%%

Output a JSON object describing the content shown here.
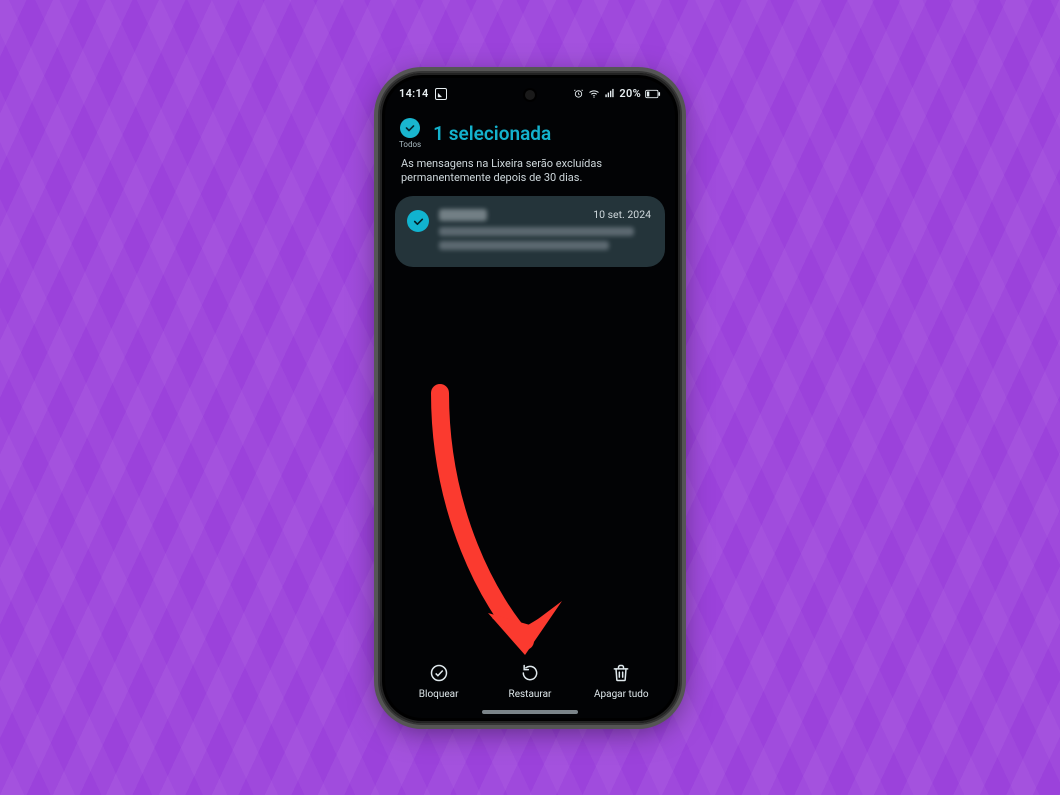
{
  "status_bar": {
    "time": "14:14",
    "battery_text": "20%"
  },
  "header": {
    "select_all_label": "Todos",
    "title": "1 selecionada"
  },
  "info_text": "As mensagens na Lixeira serão excluídas permanentemente depois de 30 dias.",
  "message": {
    "date": "10 set. 2024"
  },
  "actions": {
    "block": "Bloquear",
    "restore": "Restaurar",
    "delete_all": "Apagar tudo"
  },
  "colors": {
    "accent": "#14b2cd",
    "bg_purple": "#9b42db",
    "arrow": "#fb3a2f"
  }
}
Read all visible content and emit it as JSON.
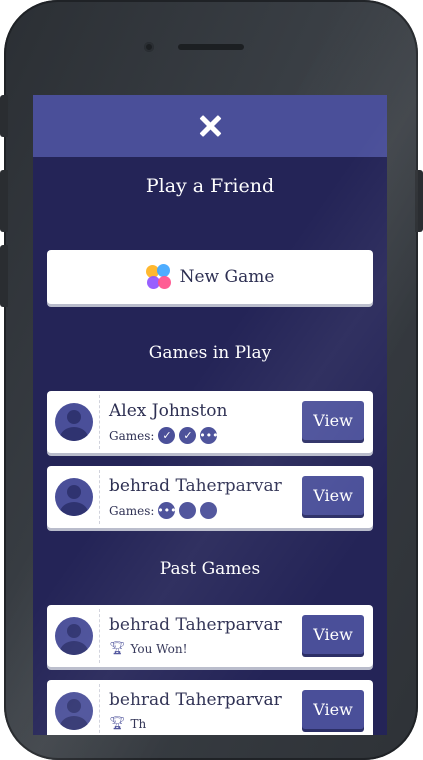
{
  "screen": {
    "close_icon": "close-icon",
    "title": "Play a Friend",
    "new_game": {
      "label": "New Game",
      "icon": "game-center-icon"
    },
    "games_in_play_heading": "Games in Play",
    "past_games_heading": "Past Games",
    "games_in_play": [
      {
        "name": "Alex Johnston",
        "status_label": "Games:",
        "turns": [
          "check",
          "check",
          "pending"
        ],
        "view_label": "View"
      },
      {
        "name": "behrad Taherparvar",
        "status_label": "Games:",
        "turns": [
          "pending",
          "empty",
          "empty"
        ],
        "view_label": "View"
      }
    ],
    "past_games": [
      {
        "name": "behrad Taherparvar",
        "result": "You Won!",
        "icon": "trophy-icon",
        "view_label": "View"
      },
      {
        "name": "behrad Taherparvar",
        "result": "Th",
        "icon": "trophy-icon",
        "view_label": "View"
      }
    ]
  },
  "colors": {
    "background": "#242457",
    "header": "#4a4f99",
    "accent": "#4a4f99",
    "card": "#ffffff",
    "phone_frame": "#33373c"
  }
}
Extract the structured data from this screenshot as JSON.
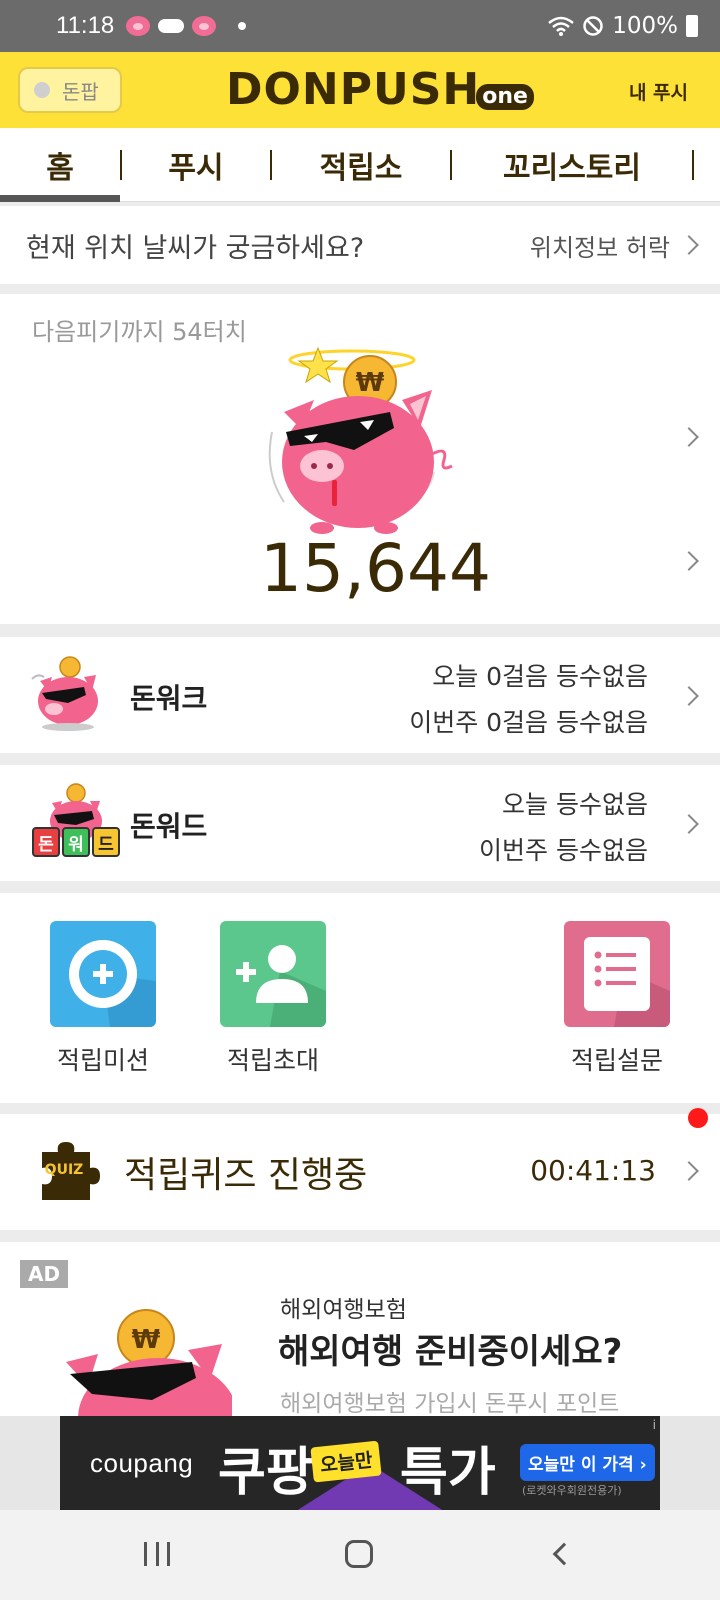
{
  "status_bar": {
    "time": "11:18",
    "battery": "100%"
  },
  "header": {
    "toggle_label": "돈팝",
    "logo_main": "DONPUSH",
    "logo_sub": "one",
    "my_push": "내 푸시"
  },
  "tabs": [
    {
      "label": "홈",
      "active": true
    },
    {
      "label": "푸시"
    },
    {
      "label": "적립소"
    },
    {
      "label": "꼬리스토리"
    }
  ],
  "weather": {
    "question": "현재 위치 날씨가 궁금하세요?",
    "action": "위치정보 허락"
  },
  "piggy": {
    "next_text": "다음피기까지 54터치",
    "amount": "15,644",
    "coin_symbol": "₩"
  },
  "donwalk": {
    "label": "돈워크",
    "today": "오늘 0걸음 등수없음",
    "week": "이번주 0걸음 등수없음"
  },
  "donword": {
    "label": "돈워드",
    "today": "오늘 등수없음",
    "week": "이번주 등수없음",
    "blocks": [
      "돈",
      "워",
      "드"
    ]
  },
  "menu": [
    {
      "label": "적립미션",
      "icon": "plus-circle-icon",
      "color": "#3fb0e8"
    },
    {
      "label": "적립초대",
      "icon": "add-person-icon",
      "color": "#5cc78c"
    },
    {
      "label": "적립설문",
      "icon": "survey-list-icon",
      "color": "#e06d8e"
    }
  ],
  "quiz": {
    "badge": "QUIZ",
    "label": "적립퀴즈 진행중",
    "timer": "00:41:13"
  },
  "ad": {
    "badge": "AD",
    "category": "해외여행보험",
    "headline": "해외여행 준비중이세요?",
    "description": "해외여행보험 가입시 돈푸시 포인트"
  },
  "banner": {
    "brand": "coupang",
    "big1": "쿠팡",
    "today": "오늘만",
    "big2": "특가",
    "button": "오늘만 이 가격 ›",
    "small": "(로켓와우회원전용가)",
    "info": "i"
  },
  "colors": {
    "brand_yellow": "#fde137",
    "brand_brown": "#3b2a06",
    "pig_pink": "#f26d95",
    "alert_red": "#ff1a1a"
  }
}
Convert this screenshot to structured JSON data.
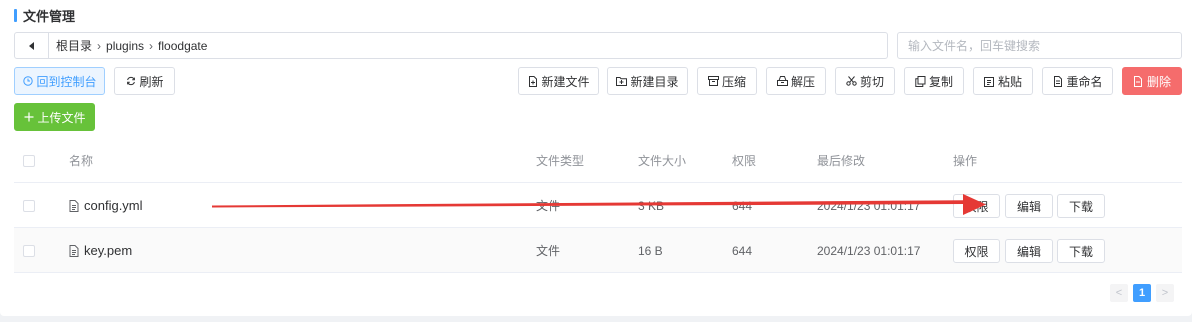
{
  "header": {
    "title": "文件管理"
  },
  "path": {
    "items": [
      "根目录",
      "plugins",
      "floodgate"
    ]
  },
  "search": {
    "placeholder": "输入文件名，回车键搜索"
  },
  "toolbar": {
    "console_label": "回到控制台",
    "refresh_label": "刷新",
    "new_file_label": "新建文件",
    "new_dir_label": "新建目录",
    "compress_label": "压缩",
    "extract_label": "解压",
    "cut_label": "剪切",
    "copy_label": "复制",
    "paste_label": "粘贴",
    "rename_label": "重命名",
    "delete_label": "删除",
    "upload_label": "上传文件"
  },
  "table": {
    "headers": {
      "name": "名称",
      "type": "文件类型",
      "size": "文件大小",
      "perm": "权限",
      "modified": "最后修改",
      "actions": "操作"
    },
    "rows": [
      {
        "name": "config.yml",
        "type": "文件",
        "size": "3 KB",
        "perm": "644",
        "modified": "2024/1/23 01:01:17"
      },
      {
        "name": "key.pem",
        "type": "文件",
        "size": "16 B",
        "perm": "644",
        "modified": "2024/1/23 01:01:17"
      }
    ],
    "actions": {
      "perm": "权限",
      "edit": "编辑",
      "download": "下载"
    }
  },
  "pagination": {
    "current": "1",
    "prev": "<",
    "next": ">"
  },
  "colors": {
    "primary": "#409eff",
    "danger": "#f56c6c",
    "success": "#67c23a",
    "annotation_arrow": "#e53935"
  },
  "icons": [
    "back-arrow-icon",
    "clock-icon",
    "refresh-icon",
    "file-plus-icon",
    "folder-plus-icon",
    "archive-icon",
    "unarchive-icon",
    "scissors-icon",
    "copy-icon",
    "clipboard-icon",
    "rename-icon",
    "trash-icon",
    "plus-icon",
    "file-icon"
  ]
}
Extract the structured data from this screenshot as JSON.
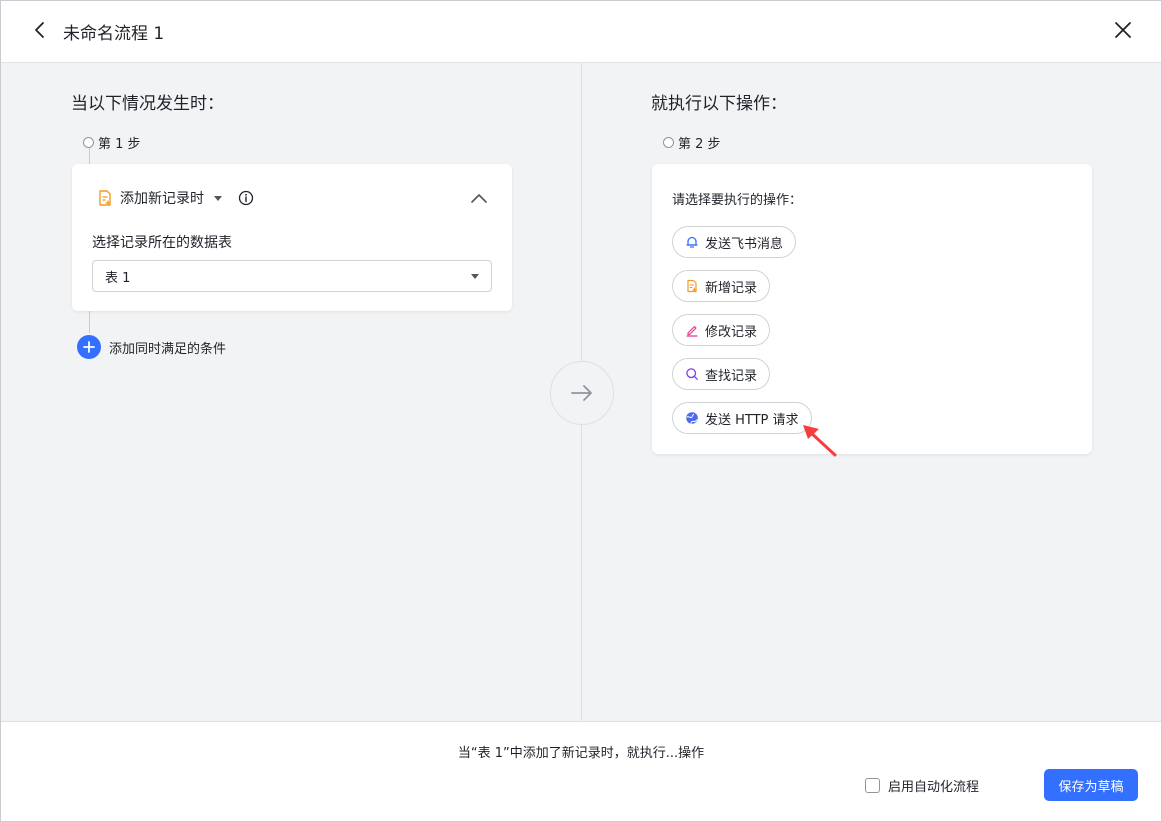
{
  "header": {
    "title": "未命名流程 1"
  },
  "left": {
    "heading": "当以下情况发生时：",
    "step_label": "第 1 步",
    "trigger": {
      "label": "添加新记录时",
      "icon": "doc-add-icon"
    },
    "field_label": "选择记录所在的数据表",
    "table_select": {
      "value": "表 1"
    },
    "add_condition_label": "添加同时满足的条件"
  },
  "right": {
    "heading": "就执行以下操作：",
    "step_label": "第 2 步",
    "prompt": "请选择要执行的操作：",
    "actions": [
      {
        "label": "发送飞书消息",
        "icon": "bell-icon",
        "color": "#3370ff"
      },
      {
        "label": "新增记录",
        "icon": "doc-add-icon",
        "color": "#f59a23"
      },
      {
        "label": "修改记录",
        "icon": "pen-icon",
        "color": "#e23b8f"
      },
      {
        "label": "查找记录",
        "icon": "search-icon",
        "color": "#7f3bf5"
      },
      {
        "label": "发送 HTTP 请求",
        "icon": "globe-icon",
        "color": "#4e6ae8"
      }
    ]
  },
  "footer": {
    "summary": "当“表 1”中添加了新记录时，就执行...操作",
    "auto_enable_label": "启用自动化流程",
    "save_label": "保存为草稿"
  },
  "colors": {
    "accent": "#3370ff",
    "annotation": "#f53f3f"
  }
}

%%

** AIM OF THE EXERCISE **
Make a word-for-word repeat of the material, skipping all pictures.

** TASK RESULT **
Output a JSON object describing the content shown here.
{
  "status_bar": {
    "time": "14:14",
    "battery_text": "20%"
  },
  "header": {
    "select_all_label": "Todos",
    "title": "1 selecionada"
  },
  "info_text": "As mensagens na Lixeira serão excluídas permanentemente depois de 30 dias.",
  "message": {
    "date": "10 set. 2024"
  },
  "actions": {
    "block": "Bloquear",
    "restore": "Restaurar",
    "delete_all": "Apagar tudo"
  },
  "colors": {
    "accent": "#14b2cd",
    "bg_purple": "#9b42db",
    "arrow": "#fb3a2f"
  }
}
Read all visible content and emit it as JSON.
{
  "screen": {
    "close_icon": "close-icon",
    "title": "Play a Friend",
    "new_game": {
      "label": "New Game",
      "icon": "game-center-icon"
    },
    "games_in_play_heading": "Games in Play",
    "past_games_heading": "Past Games",
    "games_in_play": [
      {
        "name": "Alex Johnston",
        "status_label": "Games:",
        "turns": [
          "check",
          "check",
          "pending"
        ],
        "view_label": "View"
      },
      {
        "name": "behrad Taherparvar",
        "status_label": "Games:",
        "turns": [
          "pending",
          "empty",
          "empty"
        ],
        "view_label": "View"
      }
    ],
    "past_games": [
      {
        "name": "behrad Taherparvar",
        "result": "You Won!",
        "icon": "trophy-icon",
        "view_label": "View"
      },
      {
        "name": "behrad Taherparvar",
        "result": "Th",
        "icon": "trophy-icon",
        "view_label": "View"
      }
    ]
  },
  "colors": {
    "background": "#242457",
    "header": "#4a4f99",
    "accent": "#4a4f99",
    "card": "#ffffff",
    "phone_frame": "#33373c"
  }
}
Extract the structured data from this screenshot as JSON.
{
  "status_bar": {
    "time": "11:18",
    "battery": "100%"
  },
  "header": {
    "toggle_label": "돈팝",
    "logo_main": "DONPUSH",
    "logo_sub": "one",
    "my_push": "내 푸시"
  },
  "tabs": [
    {
      "label": "홈",
      "active": true
    },
    {
      "label": "푸시"
    },
    {
      "label": "적립소"
    },
    {
      "label": "꼬리스토리"
    }
  ],
  "weather": {
    "question": "현재 위치 날씨가 궁금하세요?",
    "action": "위치정보 허락"
  },
  "piggy": {
    "next_text": "다음피기까지 54터치",
    "amount": "15,644",
    "coin_symbol": "₩"
  },
  "donwalk": {
    "label": "돈워크",
    "today": "오늘 0걸음 등수없음",
    "week": "이번주 0걸음 등수없음"
  },
  "donword": {
    "label": "돈워드",
    "today": "오늘 등수없음",
    "week": "이번주 등수없음",
    "blocks": [
      "돈",
      "워",
      "드"
    ]
  },
  "menu": [
    {
      "label": "적립미션",
      "icon": "plus-circle-icon",
      "color": "#3fb0e8"
    },
    {
      "label": "적립초대",
      "icon": "add-person-icon",
      "color": "#5cc78c"
    },
    {
      "label": "적립설문",
      "icon": "survey-list-icon",
      "color": "#e06d8e"
    }
  ],
  "quiz": {
    "badge": "QUIZ",
    "label": "적립퀴즈 진행중",
    "timer": "00:41:13"
  },
  "ad": {
    "badge": "AD",
    "category": "해외여행보험",
    "headline": "해외여행 준비중이세요?",
    "description": "해외여행보험 가입시 돈푸시 포인트"
  },
  "banner": {
    "brand": "coupang",
    "big1": "쿠팡",
    "today": "오늘만",
    "big2": "특가",
    "button": "오늘만 이 가격 ›",
    "small": "(로켓와우회원전용가)",
    "info": "i"
  },
  "colors": {
    "brand_yellow": "#fde137",
    "brand_brown": "#3b2a06",
    "pig_pink": "#f26d95",
    "alert_red": "#ff1a1a"
  }
}
Convert this screenshot to structured JSON data.
{
  "header": {
    "title": "文件管理"
  },
  "path": {
    "items": [
      "根目录",
      "plugins",
      "floodgate"
    ]
  },
  "search": {
    "placeholder": "输入文件名，回车键搜索"
  },
  "toolbar": {
    "console_label": "回到控制台",
    "refresh_label": "刷新",
    "new_file_label": "新建文件",
    "new_dir_label": "新建目录",
    "compress_label": "压缩",
    "extract_label": "解压",
    "cut_label": "剪切",
    "copy_label": "复制",
    "paste_label": "粘贴",
    "rename_label": "重命名",
    "delete_label": "删除",
    "upload_label": "上传文件"
  },
  "table": {
    "headers": {
      "name": "名称",
      "type": "文件类型",
      "size": "文件大小",
      "perm": "权限",
      "modified": "最后修改",
      "actions": "操作"
    },
    "rows": [
      {
        "name": "config.yml",
        "type": "文件",
        "size": "3 KB",
        "perm": "644",
        "modified": "2024/1/23 01:01:17"
      },
      {
        "name": "key.pem",
        "type": "文件",
        "size": "16 B",
        "perm": "644",
        "modified": "2024/1/23 01:01:17"
      }
    ],
    "actions": {
      "perm": "权限",
      "edit": "编辑",
      "download": "下载"
    }
  },
  "pagination": {
    "current": "1",
    "prev": "<",
    "next": ">"
  },
  "colors": {
    "primary": "#409eff",
    "danger": "#f56c6c",
    "success": "#67c23a",
    "annotation_arrow": "#e53935"
  },
  "icons": [
    "back-arrow-icon",
    "clock-icon",
    "refresh-icon",
    "file-plus-icon",
    "folder-plus-icon",
    "archive-icon",
    "unarchive-icon",
    "scissors-icon",
    "copy-icon",
    "clipboard-icon",
    "rename-icon",
    "trash-icon",
    "plus-icon",
    "file-icon"
  ]
}
Extract the structured data from this screenshot as JSON.
{
  "header": {
    "title": "未命名流程 1"
  },
  "left": {
    "heading": "当以下情况发生时：",
    "step_label": "第 1 步",
    "trigger": {
      "label": "添加新记录时",
      "icon": "doc-add-icon"
    },
    "field_label": "选择记录所在的数据表",
    "table_select": {
      "value": "表 1"
    },
    "add_condition_label": "添加同时满足的条件"
  },
  "right": {
    "heading": "就执行以下操作：",
    "step_label": "第 2 步",
    "prompt": "请选择要执行的操作：",
    "actions": [
      {
        "label": "发送飞书消息",
        "icon": "bell-icon",
        "color": "#3370ff"
      },
      {
        "label": "新增记录",
        "icon": "doc-add-icon",
        "color": "#f59a23"
      },
      {
        "label": "修改记录",
        "icon": "pen-icon",
        "color": "#e23b8f"
      },
      {
        "label": "查找记录",
        "icon": "search-icon",
        "color": "#7f3bf5"
      },
      {
        "label": "发送 HTTP 请求",
        "icon": "globe-icon",
        "color": "#4e6ae8"
      }
    ]
  },
  "footer": {
    "summary": "当“表 1”中添加了新记录时，就执行...操作",
    "auto_enable_label": "启用自动化流程",
    "save_label": "保存为草稿"
  },
  "colors": {
    "accent": "#3370ff",
    "annotation": "#f53f3f"
  }
}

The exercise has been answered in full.